**Work order**
From the material below, copy out each line with the word "Hello" in it.
Recorded information START
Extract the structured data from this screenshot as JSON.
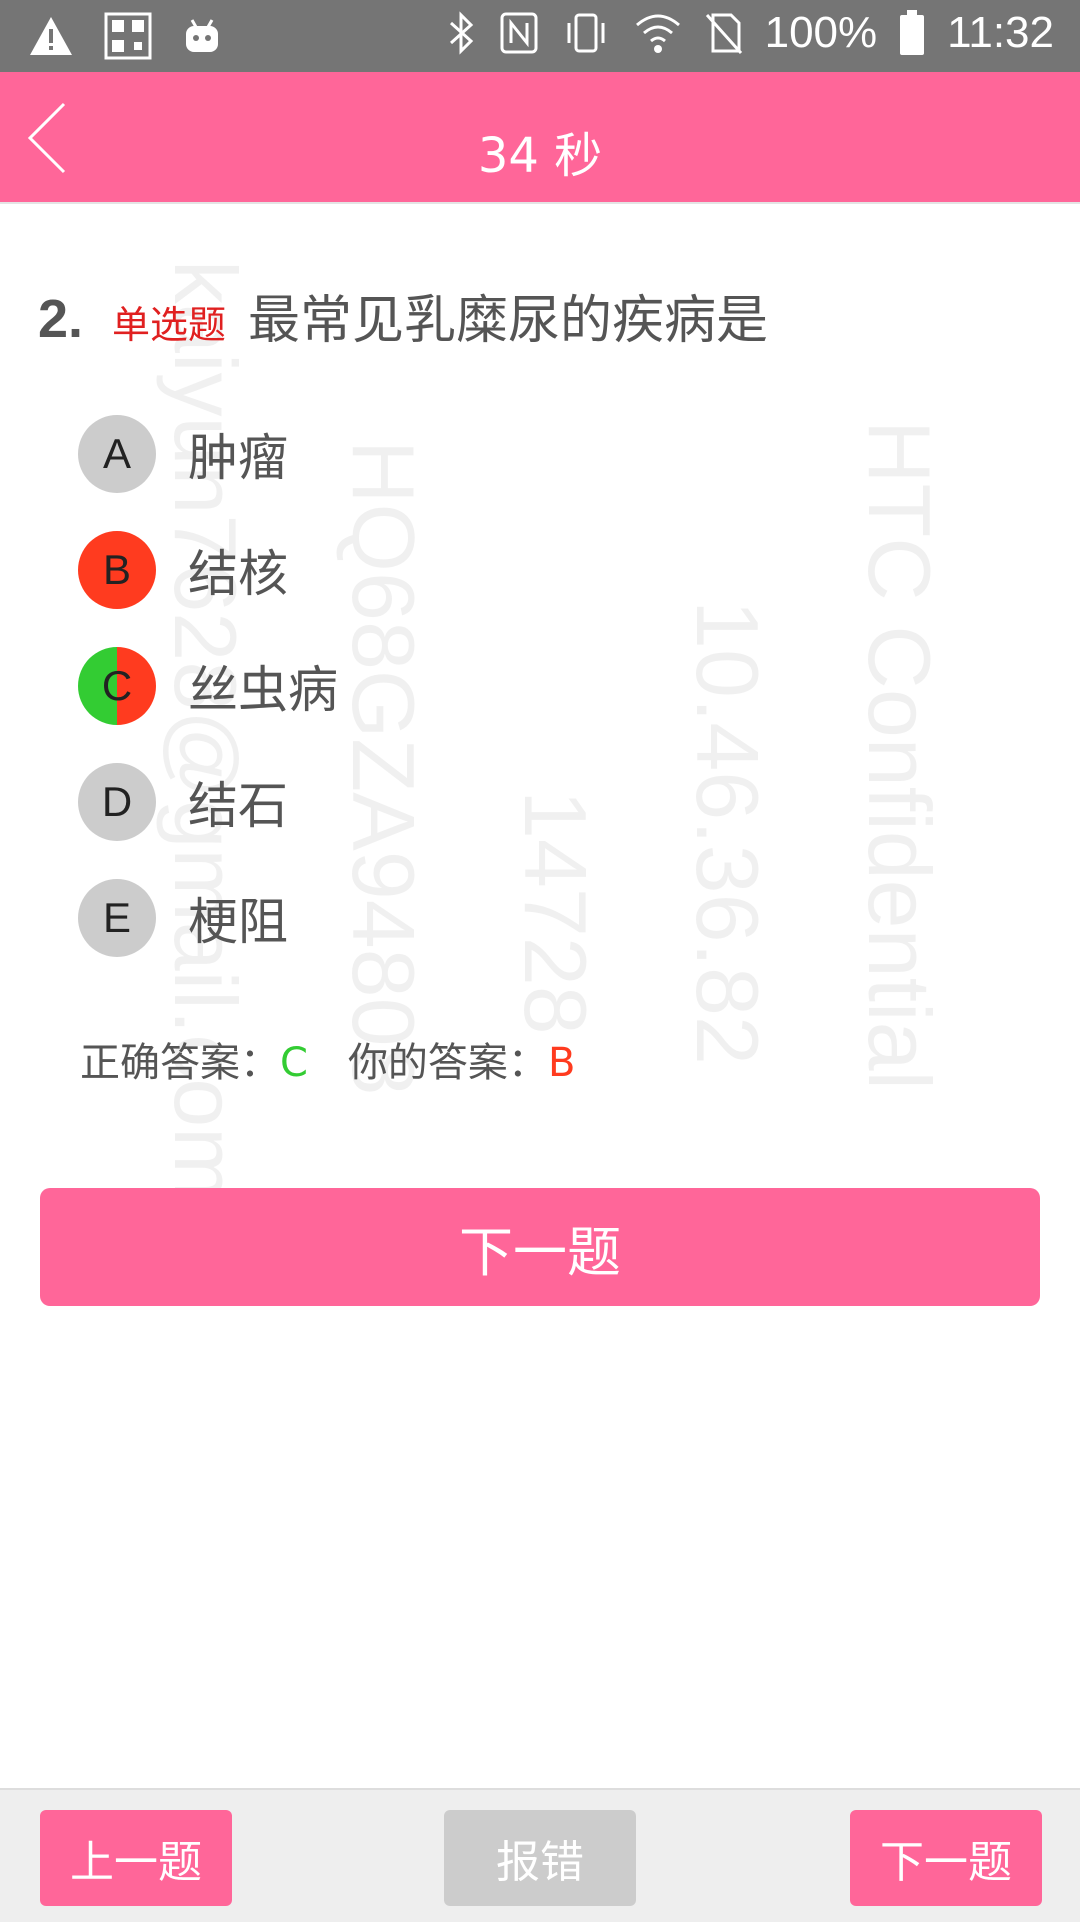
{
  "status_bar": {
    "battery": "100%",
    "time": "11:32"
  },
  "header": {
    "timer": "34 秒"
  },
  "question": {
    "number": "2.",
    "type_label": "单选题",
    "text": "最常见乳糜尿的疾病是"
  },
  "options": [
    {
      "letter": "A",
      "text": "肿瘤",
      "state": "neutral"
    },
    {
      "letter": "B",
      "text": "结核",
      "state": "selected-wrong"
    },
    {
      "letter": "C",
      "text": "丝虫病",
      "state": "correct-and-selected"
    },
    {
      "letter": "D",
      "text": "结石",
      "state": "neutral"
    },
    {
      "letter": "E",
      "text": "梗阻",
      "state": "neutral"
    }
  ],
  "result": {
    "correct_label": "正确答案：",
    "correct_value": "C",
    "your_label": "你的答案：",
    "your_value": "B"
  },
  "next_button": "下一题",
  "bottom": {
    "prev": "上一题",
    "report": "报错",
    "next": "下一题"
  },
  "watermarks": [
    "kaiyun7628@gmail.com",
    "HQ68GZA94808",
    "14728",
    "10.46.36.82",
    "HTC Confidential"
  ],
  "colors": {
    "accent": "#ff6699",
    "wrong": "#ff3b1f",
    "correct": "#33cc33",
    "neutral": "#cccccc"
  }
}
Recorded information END
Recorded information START
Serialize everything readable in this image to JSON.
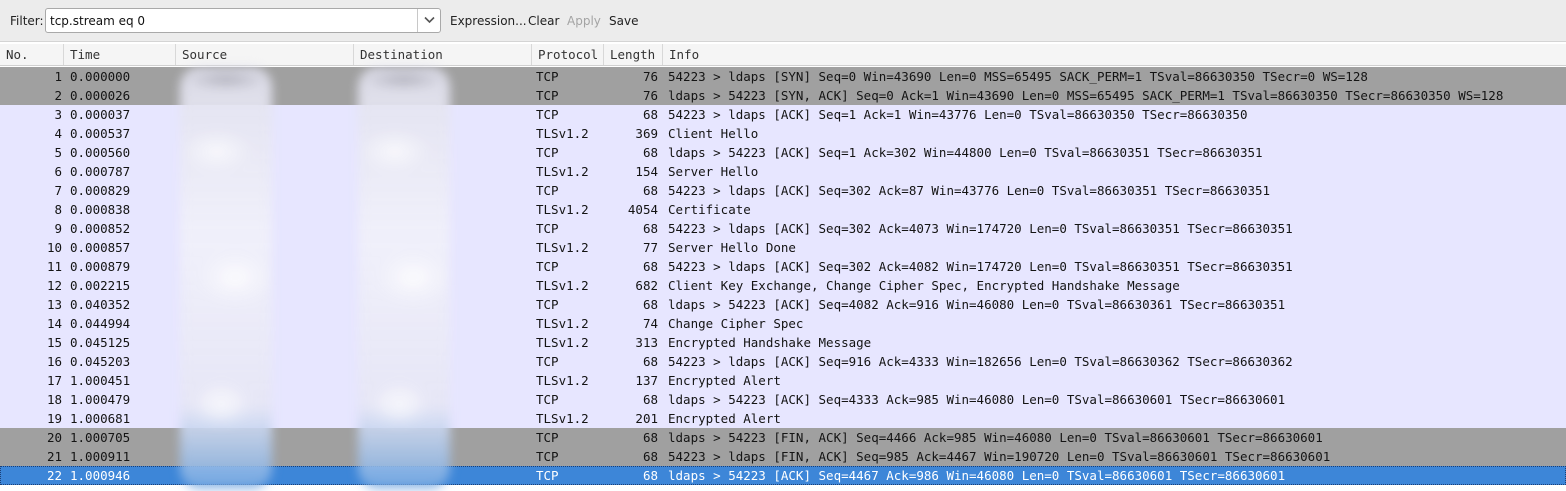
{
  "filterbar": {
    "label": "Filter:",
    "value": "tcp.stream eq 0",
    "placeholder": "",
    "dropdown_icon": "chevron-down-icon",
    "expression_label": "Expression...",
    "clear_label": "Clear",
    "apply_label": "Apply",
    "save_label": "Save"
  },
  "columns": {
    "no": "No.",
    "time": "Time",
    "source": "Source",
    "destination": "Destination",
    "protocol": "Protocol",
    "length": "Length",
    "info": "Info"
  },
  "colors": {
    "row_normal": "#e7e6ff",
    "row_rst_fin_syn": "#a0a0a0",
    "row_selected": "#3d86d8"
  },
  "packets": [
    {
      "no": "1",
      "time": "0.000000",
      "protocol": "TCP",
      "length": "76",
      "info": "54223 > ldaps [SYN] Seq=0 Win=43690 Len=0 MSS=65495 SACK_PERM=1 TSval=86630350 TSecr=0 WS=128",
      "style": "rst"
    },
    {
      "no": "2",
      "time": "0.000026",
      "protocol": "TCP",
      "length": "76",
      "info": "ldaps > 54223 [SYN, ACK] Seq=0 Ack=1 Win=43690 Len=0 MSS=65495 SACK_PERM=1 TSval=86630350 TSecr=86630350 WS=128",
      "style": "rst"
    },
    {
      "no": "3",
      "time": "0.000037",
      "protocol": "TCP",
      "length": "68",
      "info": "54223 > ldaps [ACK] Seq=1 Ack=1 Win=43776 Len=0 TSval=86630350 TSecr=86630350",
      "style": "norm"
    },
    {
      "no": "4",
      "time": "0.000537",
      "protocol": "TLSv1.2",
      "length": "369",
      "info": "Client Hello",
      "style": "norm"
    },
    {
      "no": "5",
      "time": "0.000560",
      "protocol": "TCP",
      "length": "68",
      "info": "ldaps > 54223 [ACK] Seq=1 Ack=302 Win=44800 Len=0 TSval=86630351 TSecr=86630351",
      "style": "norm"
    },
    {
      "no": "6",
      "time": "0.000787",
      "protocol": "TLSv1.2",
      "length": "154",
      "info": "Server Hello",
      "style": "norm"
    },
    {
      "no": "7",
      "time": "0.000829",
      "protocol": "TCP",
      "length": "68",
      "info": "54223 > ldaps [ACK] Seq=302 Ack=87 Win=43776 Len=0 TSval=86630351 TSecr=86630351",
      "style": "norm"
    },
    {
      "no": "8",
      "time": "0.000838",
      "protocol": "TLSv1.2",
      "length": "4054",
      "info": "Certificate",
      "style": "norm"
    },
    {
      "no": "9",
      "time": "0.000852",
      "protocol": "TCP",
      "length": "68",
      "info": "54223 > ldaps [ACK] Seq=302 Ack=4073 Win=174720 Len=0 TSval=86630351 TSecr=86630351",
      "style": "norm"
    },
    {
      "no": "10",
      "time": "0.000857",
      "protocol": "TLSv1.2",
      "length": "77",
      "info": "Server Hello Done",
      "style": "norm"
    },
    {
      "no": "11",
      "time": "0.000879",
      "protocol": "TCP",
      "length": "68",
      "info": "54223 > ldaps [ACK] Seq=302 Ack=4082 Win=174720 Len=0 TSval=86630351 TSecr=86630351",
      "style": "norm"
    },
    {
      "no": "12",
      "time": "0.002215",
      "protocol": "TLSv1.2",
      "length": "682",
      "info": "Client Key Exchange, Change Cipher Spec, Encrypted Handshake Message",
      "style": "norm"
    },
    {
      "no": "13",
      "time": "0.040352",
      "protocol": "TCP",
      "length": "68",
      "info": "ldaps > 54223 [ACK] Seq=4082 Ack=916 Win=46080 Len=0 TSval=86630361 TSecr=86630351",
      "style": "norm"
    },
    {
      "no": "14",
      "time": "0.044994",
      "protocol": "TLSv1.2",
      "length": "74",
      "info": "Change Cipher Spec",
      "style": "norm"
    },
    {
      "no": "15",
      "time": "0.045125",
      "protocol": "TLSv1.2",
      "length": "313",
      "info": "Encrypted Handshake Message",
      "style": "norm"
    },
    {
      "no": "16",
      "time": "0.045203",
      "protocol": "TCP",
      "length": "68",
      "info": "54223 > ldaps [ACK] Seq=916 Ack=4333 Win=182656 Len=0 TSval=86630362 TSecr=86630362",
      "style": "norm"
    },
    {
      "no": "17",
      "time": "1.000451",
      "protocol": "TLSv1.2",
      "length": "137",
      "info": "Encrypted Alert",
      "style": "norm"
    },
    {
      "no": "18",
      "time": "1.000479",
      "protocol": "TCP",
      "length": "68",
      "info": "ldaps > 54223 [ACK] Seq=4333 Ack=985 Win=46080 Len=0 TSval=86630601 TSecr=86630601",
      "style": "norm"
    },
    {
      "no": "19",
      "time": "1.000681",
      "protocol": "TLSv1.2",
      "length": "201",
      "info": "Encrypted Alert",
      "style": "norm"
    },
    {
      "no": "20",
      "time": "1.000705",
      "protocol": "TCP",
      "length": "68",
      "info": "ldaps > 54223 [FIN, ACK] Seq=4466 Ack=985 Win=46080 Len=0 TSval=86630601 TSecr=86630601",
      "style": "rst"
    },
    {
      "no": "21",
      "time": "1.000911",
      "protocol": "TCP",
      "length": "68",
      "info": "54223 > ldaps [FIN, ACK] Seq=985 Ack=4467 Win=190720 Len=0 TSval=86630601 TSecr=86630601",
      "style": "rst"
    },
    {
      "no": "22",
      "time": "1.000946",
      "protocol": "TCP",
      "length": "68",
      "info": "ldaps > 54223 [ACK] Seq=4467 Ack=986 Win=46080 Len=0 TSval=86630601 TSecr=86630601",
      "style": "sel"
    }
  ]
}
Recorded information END
**Solution for this problem**
      "info": "Client Hello",
      "info": "Server Hello",
      "info": "Server Hello Done",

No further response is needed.